HONG KONG (State Observer) – Asian markets were mixed Thursday on profit-taking and growing worries about inflation, which offset long-running optimism about the global recovery as vaccines are rolled out, infection rates slow and Joe Biden’s stimulus winds through Congress.
Oil prices pushed further up to 13-month highs as the severe cold snap in the United States hammers production, even trumping news that Saudi Arabia is planning to up output in light of the commodity’s strong performance in recent months.
Confidence that the world economy will enjoy a scorching rebound from last year’s collapse has fired global equities and other risk assets for months as immunisation programmes allow people to slowly get back to a semblance of normality as lockdowns are eased.

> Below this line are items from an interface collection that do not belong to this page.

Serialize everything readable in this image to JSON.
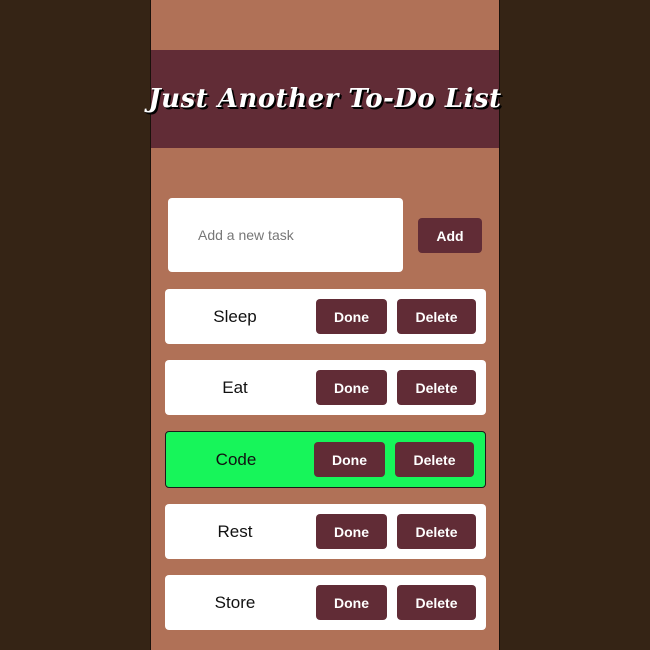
{
  "header": {
    "title": "Just Another To-Do List"
  },
  "new_task": {
    "placeholder": "Add a new task",
    "value": "",
    "add_label": "Add"
  },
  "todos": [
    {
      "text": "Sleep",
      "completed": false,
      "done_label": "Done",
      "delete_label": "Delete"
    },
    {
      "text": "Eat",
      "completed": false,
      "done_label": "Done",
      "delete_label": "Delete"
    },
    {
      "text": "Code",
      "completed": true,
      "done_label": "Done",
      "delete_label": "Delete"
    },
    {
      "text": "Rest",
      "completed": false,
      "done_label": "Done",
      "delete_label": "Delete"
    },
    {
      "text": "Store",
      "completed": false,
      "done_label": "Done",
      "delete_label": "Delete"
    }
  ],
  "colors": {
    "page_bg": "#352415",
    "panel_bg": "#b07157",
    "accent": "#612c36",
    "completed_bg": "#17f55a"
  }
}
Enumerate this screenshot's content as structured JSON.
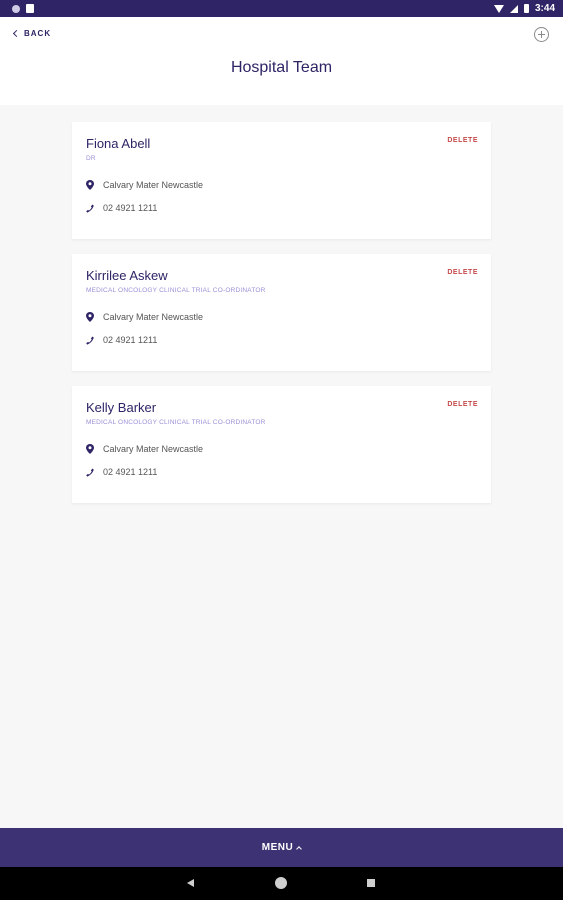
{
  "status_bar": {
    "time": "3:44",
    "icons": [
      "notification-icon",
      "sim-card-icon",
      "wifi-icon",
      "signal-icon",
      "battery-icon"
    ]
  },
  "header": {
    "back_label": "BACK",
    "title": "Hospital Team",
    "add_icon": "plus-circle-icon"
  },
  "team": [
    {
      "name": "Fiona Abell",
      "role": "DR",
      "location": "Calvary Mater Newcastle",
      "phone": "02 4921 1211",
      "delete_label": "DELETE"
    },
    {
      "name": "Kirrilee Askew",
      "role": "MEDICAL ONCOLOGY CLINICAL TRIAL CO-ORDINATOR",
      "location": "Calvary Mater Newcastle",
      "phone": "02 4921 1211",
      "delete_label": "DELETE"
    },
    {
      "name": "Kelly Barker",
      "role": "MEDICAL ONCOLOGY CLINICAL TRIAL CO-ORDINATOR",
      "location": "Calvary Mater Newcastle",
      "phone": "02 4921 1211",
      "delete_label": "DELETE"
    }
  ],
  "menu": {
    "label": "MENU"
  },
  "colors": {
    "primary": "#2e2466",
    "menu_bar": "#3d3273",
    "role_text": "#9b8fd6",
    "delete": "#c44a4a",
    "background": "#f7f7f7"
  }
}
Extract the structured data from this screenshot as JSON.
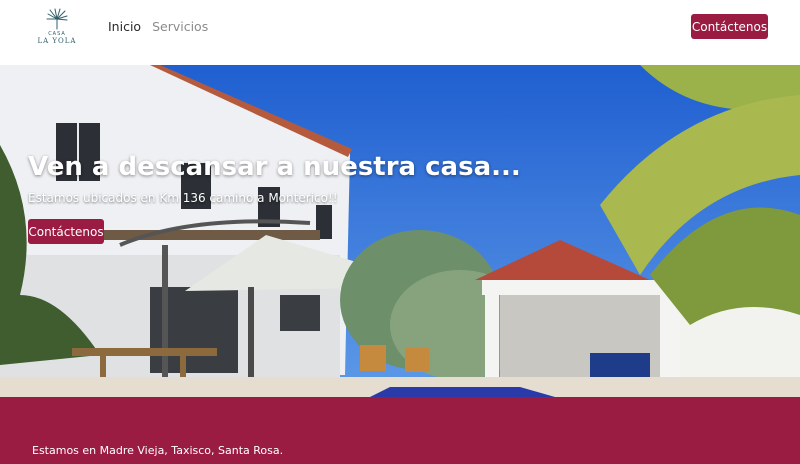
{
  "brand": {
    "logo_top": "CASA",
    "logo_bottom": "LA YOLA",
    "accent_color": "#9a1c43"
  },
  "nav": {
    "items": [
      {
        "label": "Inicio",
        "active": true
      },
      {
        "label": "Servicios",
        "active": false
      }
    ],
    "cta_label": "Contáctenos"
  },
  "hero": {
    "title": "Ven a descansar a nuestra casa...",
    "subtitle": "Estamos ubicados en Km 136 camino a Monterico!!",
    "cta_label": "Contáctenos",
    "image": "house-with-pool-and-palm-trees"
  },
  "footer": {
    "text": "Estamos en Madre Vieja, Taxisco, Santa Rosa."
  }
}
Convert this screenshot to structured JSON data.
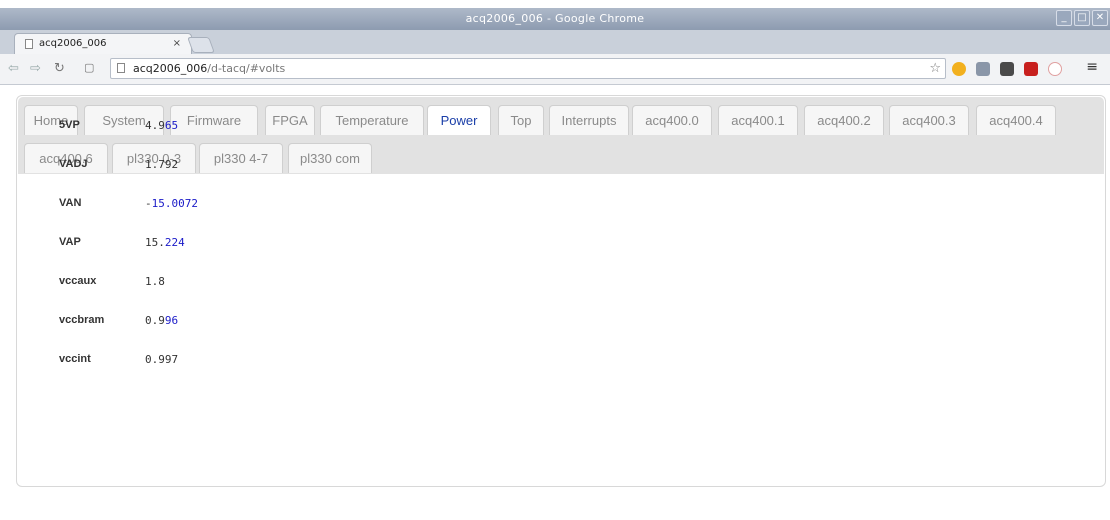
{
  "window": {
    "title": "acq2006_006 - Google Chrome"
  },
  "browser": {
    "tab_label": "acq2006_006",
    "tab_close": "×",
    "url_host": "acq2006_006",
    "url_path": "/d-tacq/#volts"
  },
  "tabs_row1": [
    "Home",
    "System",
    "Firmware",
    "FPGA",
    "Temperature",
    "Power",
    "Top",
    "Interrupts",
    "acq400.0",
    "acq400.1",
    "acq400.2",
    "acq400.3",
    "acq400.4"
  ],
  "tabs_row2": [
    "acq400.6",
    "pl330 0-3",
    "pl330 4-7",
    "pl330 com"
  ],
  "active_tab": "Power",
  "readings": [
    {
      "name": "5VP",
      "value_plain": "4.9",
      "value_changed": "65"
    },
    {
      "name": "VADJ",
      "value_plain": "1.792",
      "value_changed": ""
    },
    {
      "name": "VAN",
      "value_plain": "-",
      "value_changed": "15.0072"
    },
    {
      "name": "VAP",
      "value_plain": "15.",
      "value_changed": "224"
    },
    {
      "name": "vccaux",
      "value_plain": "1.8",
      "value_changed": ""
    },
    {
      "name": "vccbram",
      "value_plain": "0.9",
      "value_changed": "96"
    },
    {
      "name": "vccint",
      "value_plain": "0.997",
      "value_changed": ""
    }
  ],
  "colors": {
    "active_tab_text": "#1a3ea8",
    "changed_digits": "#1a1ac8"
  }
}
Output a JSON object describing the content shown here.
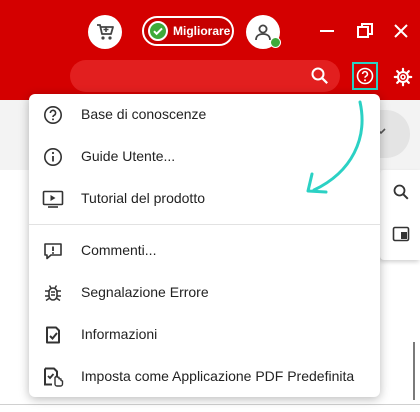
{
  "colors": {
    "brand_red": "#d40000",
    "highlight": "#2bd1c4",
    "ok_green": "#3faa3a"
  },
  "header": {
    "upgrade_label": "Migliorare",
    "search_placeholder": ""
  },
  "icons": {
    "cart": "cart-icon",
    "upgrade": "check-circle-icon",
    "avatar": "user-icon",
    "minimize": "minimize-icon",
    "restore": "restore-icon",
    "close": "close-icon",
    "search": "search-icon",
    "help": "help-icon",
    "settings": "gear-icon"
  },
  "menu": {
    "items": [
      {
        "label": "Base di conoscenze",
        "icon": "help-circle-icon"
      },
      {
        "label": "Guide Utente...",
        "icon": "info-icon"
      },
      {
        "label": "Tutorial del prodotto",
        "icon": "play-video-icon"
      },
      {
        "label": "Commenti...",
        "icon": "feedback-icon"
      },
      {
        "label": "Segnalazione Errore",
        "icon": "bug-icon"
      },
      {
        "label": "Informazioni",
        "icon": "about-icon"
      },
      {
        "label": "Imposta come Applicazione PDF Predefinita",
        "icon": "default-app-icon"
      }
    ]
  }
}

Underpinning that has been vast amounts of government spending as well as ultra-loose central bank monetary policies and pledges of continued support until the recovery well underway.
But that has led to expectations of a surge in inflation and a spike in US Treasury yields to around one-year highs, sparking worries of higher borrowing costs down the line.

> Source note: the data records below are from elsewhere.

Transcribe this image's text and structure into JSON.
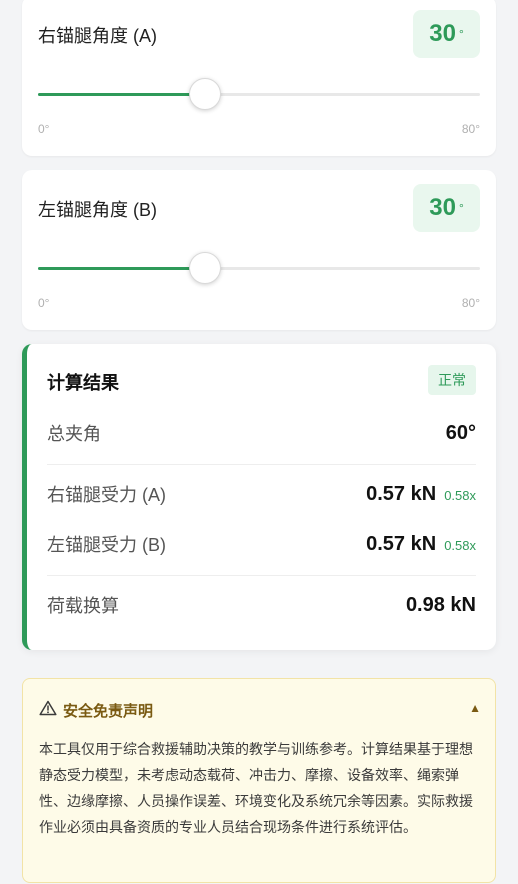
{
  "slider_a": {
    "title": "右锚腿角度 (A)",
    "value": "30",
    "unit": "°",
    "min_label": "0°",
    "max_label": "80°",
    "min": 0,
    "max": 80,
    "current": 30
  },
  "slider_b": {
    "title": "左锚腿角度 (B)",
    "value": "30",
    "unit": "°",
    "min_label": "0°",
    "max_label": "80°",
    "min": 0,
    "max": 80,
    "current": 30
  },
  "result": {
    "title": "计算结果",
    "status": "正常",
    "total_angle_label": "总夹角",
    "total_angle_value": "60°",
    "force_a_label": "右锚腿受力 (A)",
    "force_a_value": "0.57 kN",
    "force_a_ratio": "0.58x",
    "force_b_label": "左锚腿受力 (B)",
    "force_b_value": "0.57 kN",
    "force_b_ratio": "0.58x",
    "load_label": "荷载换算",
    "load_value": "0.98 kN"
  },
  "disclaimer": {
    "title": "安全免责声明",
    "toggle": "▲",
    "body": "本工具仅用于综合救援辅助决策的教学与训练参考。计算结果基于理想静态受力模型，未考虑动态载荷、冲击力、摩擦、设备效率、绳索弹性、边缘摩擦、人员操作误差、环境变化及系统冗余等因素。实际救援作业必须由具备资质的专业人员结合现场条件进行系统评估。"
  },
  "colors": {
    "accent": "#2e9a59",
    "warning_bg": "#fefbe8",
    "warning_text": "#7a5a12"
  }
}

And it is these fears, along with warnings equities may have run ahead of themselves, that are playing on investors’ minds.
Those concerns were now allayed by a forecast-beating jump in US retail sales last month and wholesale inflation climbed at its fastest pace since the index was revamped in December 2009.
“Strong US economic data dampened the argument that the economy still needs massive stimulus and as rising inflation expectations start to weigh on valuations,” said OANDA strategist Edward Moya. “Technology stocks are leading the decline as pricing pressures will likely have the biggest impact on their bottom line. The skyrocketing move in yields is triggering some investors to take off some of their most profitable frothy trades.”